→ **Problem to work on**:
What is asked for is the whole listing, given again word for word.

→ **Records**:
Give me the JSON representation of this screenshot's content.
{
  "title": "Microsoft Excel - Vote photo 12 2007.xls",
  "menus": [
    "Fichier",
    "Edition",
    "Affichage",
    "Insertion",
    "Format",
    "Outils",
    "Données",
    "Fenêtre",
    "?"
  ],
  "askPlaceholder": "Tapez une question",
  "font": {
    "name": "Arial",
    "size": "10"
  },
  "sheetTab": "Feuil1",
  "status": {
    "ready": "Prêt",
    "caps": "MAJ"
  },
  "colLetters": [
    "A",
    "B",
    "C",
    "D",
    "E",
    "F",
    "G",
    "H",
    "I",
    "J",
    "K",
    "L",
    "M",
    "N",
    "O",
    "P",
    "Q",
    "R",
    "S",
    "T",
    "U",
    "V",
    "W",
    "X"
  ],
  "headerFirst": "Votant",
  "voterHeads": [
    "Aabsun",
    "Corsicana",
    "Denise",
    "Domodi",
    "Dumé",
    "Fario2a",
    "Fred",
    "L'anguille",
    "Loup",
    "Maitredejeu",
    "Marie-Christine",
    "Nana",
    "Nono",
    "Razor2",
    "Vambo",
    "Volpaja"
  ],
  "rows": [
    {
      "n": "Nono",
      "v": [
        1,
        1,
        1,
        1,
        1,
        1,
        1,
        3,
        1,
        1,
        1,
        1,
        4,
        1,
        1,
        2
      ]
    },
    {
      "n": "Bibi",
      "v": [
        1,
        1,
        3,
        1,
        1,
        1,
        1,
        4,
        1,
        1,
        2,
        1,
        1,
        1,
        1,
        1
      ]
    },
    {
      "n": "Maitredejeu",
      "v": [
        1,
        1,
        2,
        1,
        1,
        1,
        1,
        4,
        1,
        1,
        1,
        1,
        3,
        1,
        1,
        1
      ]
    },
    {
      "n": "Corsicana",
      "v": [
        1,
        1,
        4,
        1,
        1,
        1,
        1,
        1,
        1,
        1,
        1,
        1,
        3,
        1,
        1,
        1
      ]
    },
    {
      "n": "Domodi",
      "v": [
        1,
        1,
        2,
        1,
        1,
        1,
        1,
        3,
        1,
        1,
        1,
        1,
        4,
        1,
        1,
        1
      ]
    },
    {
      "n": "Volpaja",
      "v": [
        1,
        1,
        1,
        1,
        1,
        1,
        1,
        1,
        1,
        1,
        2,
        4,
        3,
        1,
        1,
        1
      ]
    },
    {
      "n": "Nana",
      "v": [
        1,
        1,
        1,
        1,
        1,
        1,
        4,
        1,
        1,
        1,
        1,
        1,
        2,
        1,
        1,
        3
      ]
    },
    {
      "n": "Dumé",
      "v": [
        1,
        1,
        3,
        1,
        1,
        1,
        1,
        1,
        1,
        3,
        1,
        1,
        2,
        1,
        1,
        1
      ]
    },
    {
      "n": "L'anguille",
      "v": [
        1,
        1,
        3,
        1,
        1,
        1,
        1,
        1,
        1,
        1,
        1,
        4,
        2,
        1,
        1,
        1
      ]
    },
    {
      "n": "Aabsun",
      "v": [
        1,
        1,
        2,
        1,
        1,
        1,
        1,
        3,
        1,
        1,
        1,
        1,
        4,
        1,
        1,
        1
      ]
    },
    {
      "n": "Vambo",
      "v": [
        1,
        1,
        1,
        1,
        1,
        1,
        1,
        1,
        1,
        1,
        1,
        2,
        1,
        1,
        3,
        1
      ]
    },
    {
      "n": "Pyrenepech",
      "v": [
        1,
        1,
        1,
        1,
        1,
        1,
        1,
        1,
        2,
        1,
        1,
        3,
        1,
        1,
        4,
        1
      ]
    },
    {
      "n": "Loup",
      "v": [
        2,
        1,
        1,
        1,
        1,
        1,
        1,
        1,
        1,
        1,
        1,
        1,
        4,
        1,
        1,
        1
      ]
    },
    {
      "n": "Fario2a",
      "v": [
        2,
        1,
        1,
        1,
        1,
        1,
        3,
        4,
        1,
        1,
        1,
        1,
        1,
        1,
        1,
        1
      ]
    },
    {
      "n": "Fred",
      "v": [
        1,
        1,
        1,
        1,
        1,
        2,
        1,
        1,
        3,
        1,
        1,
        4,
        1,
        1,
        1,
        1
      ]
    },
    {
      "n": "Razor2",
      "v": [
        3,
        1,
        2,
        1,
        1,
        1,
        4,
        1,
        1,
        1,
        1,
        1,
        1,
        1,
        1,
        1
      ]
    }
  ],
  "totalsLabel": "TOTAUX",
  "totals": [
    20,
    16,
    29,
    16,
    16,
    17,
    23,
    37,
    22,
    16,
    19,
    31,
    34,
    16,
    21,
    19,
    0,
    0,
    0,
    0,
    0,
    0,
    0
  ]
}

→ **Result for this task**:
Give me the JSON representation of this screenshot's content.
{
  "title": "Microsoft Excel - Vote photo 12 2007.xls",
  "menus": [
    "Fichier",
    "Edition",
    "Affichage",
    "Insertion",
    "Format",
    "Outils",
    "Données",
    "Fenêtre",
    "?"
  ],
  "askPlaceholder": "Tapez une question",
  "font": {
    "name": "Arial",
    "size": "10"
  },
  "sheetTab": "Feuil1",
  "status": {
    "ready": "Prêt",
    "caps": "MAJ"
  },
  "colLetters": [
    "A",
    "B",
    "C",
    "D",
    "E",
    "F",
    "G",
    "H",
    "I",
    "J",
    "K",
    "L",
    "M",
    "N",
    "O",
    "P",
    "Q",
    "R",
    "S",
    "T",
    "U",
    "V",
    "W",
    "X"
  ],
  "headerFirst": "Votant",
  "voterHeads": [
    "Aabsun",
    "Corsicana",
    "Denise",
    "Domodi",
    "Dumé",
    "Fario2a",
    "Fred",
    "L'anguille",
    "Loup",
    "Maitredejeu",
    "Marie-Christine",
    "Nana",
    "Nono",
    "Razor2",
    "Vambo",
    "Volpaja"
  ],
  "rows": [
    {
      "n": "Nono",
      "v": [
        1,
        1,
        1,
        1,
        1,
        1,
        1,
        3,
        1,
        1,
        1,
        1,
        4,
        1,
        1,
        2
      ]
    },
    {
      "n": "Bibi",
      "v": [
        1,
        1,
        3,
        1,
        1,
        1,
        1,
        4,
        1,
        1,
        2,
        1,
        1,
        1,
        1,
        1
      ]
    },
    {
      "n": "Maitredejeu",
      "v": [
        1,
        1,
        2,
        1,
        1,
        1,
        1,
        4,
        1,
        1,
        1,
        1,
        3,
        1,
        1,
        1
      ]
    },
    {
      "n": "Corsicana",
      "v": [
        1,
        1,
        4,
        1,
        1,
        1,
        1,
        1,
        1,
        1,
        1,
        1,
        3,
        1,
        1,
        1
      ]
    },
    {
      "n": "Domodi",
      "v": [
        1,
        1,
        2,
        1,
        1,
        1,
        1,
        3,
        1,
        1,
        1,
        1,
        4,
        1,
        1,
        1
      ]
    },
    {
      "n": "Volpaja",
      "v": [
        1,
        1,
        1,
        1,
        1,
        1,
        1,
        1,
        1,
        1,
        2,
        4,
        3,
        1,
        1,
        1
      ]
    },
    {
      "n": "Nana",
      "v": [
        1,
        1,
        1,
        1,
        1,
        1,
        4,
        1,
        1,
        1,
        1,
        1,
        2,
        1,
        1,
        3
      ]
    },
    {
      "n": "Dumé",
      "v": [
        1,
        1,
        3,
        1,
        1,
        1,
        1,
        1,
        1,
        3,
        1,
        1,
        2,
        1,
        1,
        1
      ]
    },
    {
      "n": "L'anguille",
      "v": [
        1,
        1,
        3,
        1,
        1,
        1,
        1,
        1,
        1,
        1,
        1,
        4,
        2,
        1,
        1,
        1
      ]
    },
    {
      "n": "Aabsun",
      "v": [
        1,
        1,
        2,
        1,
        1,
        1,
        1,
        3,
        1,
        1,
        1,
        1,
        4,
        1,
        1,
        1
      ]
    },
    {
      "n": "Vambo",
      "v": [
        1,
        1,
        1,
        1,
        1,
        1,
        1,
        1,
        1,
        1,
        1,
        2,
        1,
        1,
        3,
        1
      ]
    },
    {
      "n": "Pyrenepech",
      "v": [
        1,
        1,
        1,
        1,
        1,
        1,
        1,
        1,
        2,
        1,
        1,
        3,
        1,
        1,
        4,
        1
      ]
    },
    {
      "n": "Loup",
      "v": [
        2,
        1,
        1,
        1,
        1,
        1,
        1,
        1,
        1,
        1,
        1,
        1,
        4,
        1,
        1,
        1
      ]
    },
    {
      "n": "Fario2a",
      "v": [
        2,
        1,
        1,
        1,
        1,
        1,
        3,
        4,
        1,
        1,
        1,
        1,
        1,
        1,
        1,
        1
      ]
    },
    {
      "n": "Fred",
      "v": [
        1,
        1,
        1,
        1,
        1,
        2,
        1,
        1,
        3,
        1,
        1,
        4,
        1,
        1,
        1,
        1
      ]
    },
    {
      "n": "Razor2",
      "v": [
        3,
        1,
        2,
        1,
        1,
        1,
        4,
        1,
        1,
        1,
        1,
        1,
        1,
        1,
        1,
        1
      ]
    }
  ],
  "totalsLabel": "TOTAUX",
  "totals": [
    20,
    16,
    29,
    16,
    16,
    17,
    23,
    37,
    22,
    16,
    19,
    31,
    34,
    16,
    21,
    19,
    0,
    0,
    0,
    0,
    0,
    0,
    0
  ]
}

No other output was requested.